Leave the images out, and otherwise write out each entry exactly.

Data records
--- START ---

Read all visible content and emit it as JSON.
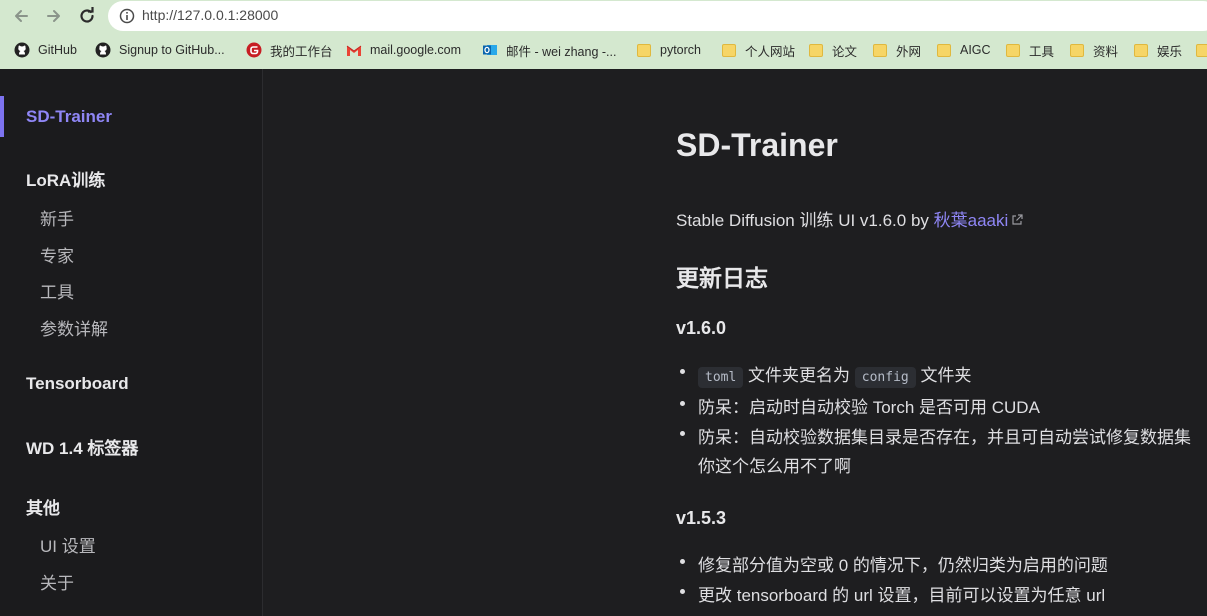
{
  "browser": {
    "url": "http://127.0.0.1:28000",
    "bookmarks": [
      {
        "label": "GitHub",
        "icon": "github-icon"
      },
      {
        "label": "Signup to GitHub...",
        "icon": "github-icon"
      },
      {
        "label": "我的工作台",
        "icon": "gitee-icon"
      },
      {
        "label": "mail.google.com",
        "icon": "gmail-icon"
      },
      {
        "label": "邮件 - wei zhang -...",
        "icon": "outlook-icon"
      },
      {
        "label": "pytorch",
        "icon": "folder-icon"
      },
      {
        "label": "个人网站",
        "icon": "folder-icon"
      },
      {
        "label": "论文",
        "icon": "folder-icon"
      },
      {
        "label": "外网",
        "icon": "folder-icon"
      },
      {
        "label": "AIGC",
        "icon": "folder-icon"
      },
      {
        "label": "工具",
        "icon": "folder-icon"
      },
      {
        "label": "资料",
        "icon": "folder-icon"
      },
      {
        "label": "娱乐",
        "icon": "folder-icon"
      }
    ]
  },
  "sidebar": {
    "title": "SD-Trainer",
    "lora_section": "LoRA训练",
    "lora_items": [
      "新手",
      "专家",
      "工具",
      "参数详解"
    ],
    "tensorboard": "Tensorboard",
    "tagger": "WD 1.4 标签器",
    "other_section": "其他",
    "other_items": [
      "UI 设置",
      "关于"
    ]
  },
  "main": {
    "title": "SD-Trainer",
    "subtitle_prefix": "Stable Diffusion 训练 UI v1.6.0 by ",
    "author": "秋葉aaaki",
    "changelog_title": "更新日志",
    "v160": {
      "version": "v1.6.0",
      "item1_code1": "toml",
      "item1_mid": " 文件夹更名为 ",
      "item1_code2": "config",
      "item1_end": " 文件夹",
      "item2": "防呆：启动时自动校验 Torch 是否可用 CUDA",
      "item3": "防呆：自动校验数据集目录是否存在，并且可自动尝试修复数据集",
      "item3_cont": "你这个怎么用不了啊"
    },
    "v153": {
      "version": "v1.5.3",
      "item1": "修复部分值为空或 0 的情况下，仍然归类为启用的问题",
      "item2": "更改 tensorboard 的 url 设置，目前可以设置为任意 url"
    }
  },
  "colors": {
    "accent": "#8f86f5",
    "background": "#1e1e20",
    "sidebar": "#1b1b1d",
    "chrome": "#d4e8cf"
  }
}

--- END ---

◆ **Reply to the exercise**:
Read all visible content and emit it as JSON.
{
  "browser": {
    "url": "http://127.0.0.1:28000",
    "bookmarks": [
      {
        "label": "GitHub",
        "icon": "github-icon"
      },
      {
        "label": "Signup to GitHub...",
        "icon": "github-icon"
      },
      {
        "label": "我的工作台",
        "icon": "gitee-icon"
      },
      {
        "label": "mail.google.com",
        "icon": "gmail-icon"
      },
      {
        "label": "邮件 - wei zhang -...",
        "icon": "outlook-icon"
      },
      {
        "label": "pytorch",
        "icon": "folder-icon"
      },
      {
        "label": "个人网站",
        "icon": "folder-icon"
      },
      {
        "label": "论文",
        "icon": "folder-icon"
      },
      {
        "label": "外网",
        "icon": "folder-icon"
      },
      {
        "label": "AIGC",
        "icon": "folder-icon"
      },
      {
        "label": "工具",
        "icon": "folder-icon"
      },
      {
        "label": "资料",
        "icon": "folder-icon"
      },
      {
        "label": "娱乐",
        "icon": "folder-icon"
      }
    ]
  },
  "sidebar": {
    "title": "SD-Trainer",
    "lora_section": "LoRA训练",
    "lora_items": [
      "新手",
      "专家",
      "工具",
      "参数详解"
    ],
    "tensorboard": "Tensorboard",
    "tagger": "WD 1.4 标签器",
    "other_section": "其他",
    "other_items": [
      "UI 设置",
      "关于"
    ]
  },
  "main": {
    "title": "SD-Trainer",
    "subtitle_prefix": "Stable Diffusion 训练 UI v1.6.0 by ",
    "author": "秋葉aaaki",
    "changelog_title": "更新日志",
    "v160": {
      "version": "v1.6.0",
      "item1_code1": "toml",
      "item1_mid": " 文件夹更名为 ",
      "item1_code2": "config",
      "item1_end": " 文件夹",
      "item2": "防呆：启动时自动校验 Torch 是否可用 CUDA",
      "item3": "防呆：自动校验数据集目录是否存在，并且可自动尝试修复数据集",
      "item3_cont": "你这个怎么用不了啊"
    },
    "v153": {
      "version": "v1.5.3",
      "item1": "修复部分值为空或 0 的情况下，仍然归类为启用的问题",
      "item2": "更改 tensorboard 的 url 设置，目前可以设置为任意 url"
    }
  },
  "colors": {
    "accent": "#8f86f5",
    "background": "#1e1e20",
    "sidebar": "#1b1b1d",
    "chrome": "#d4e8cf"
  }
}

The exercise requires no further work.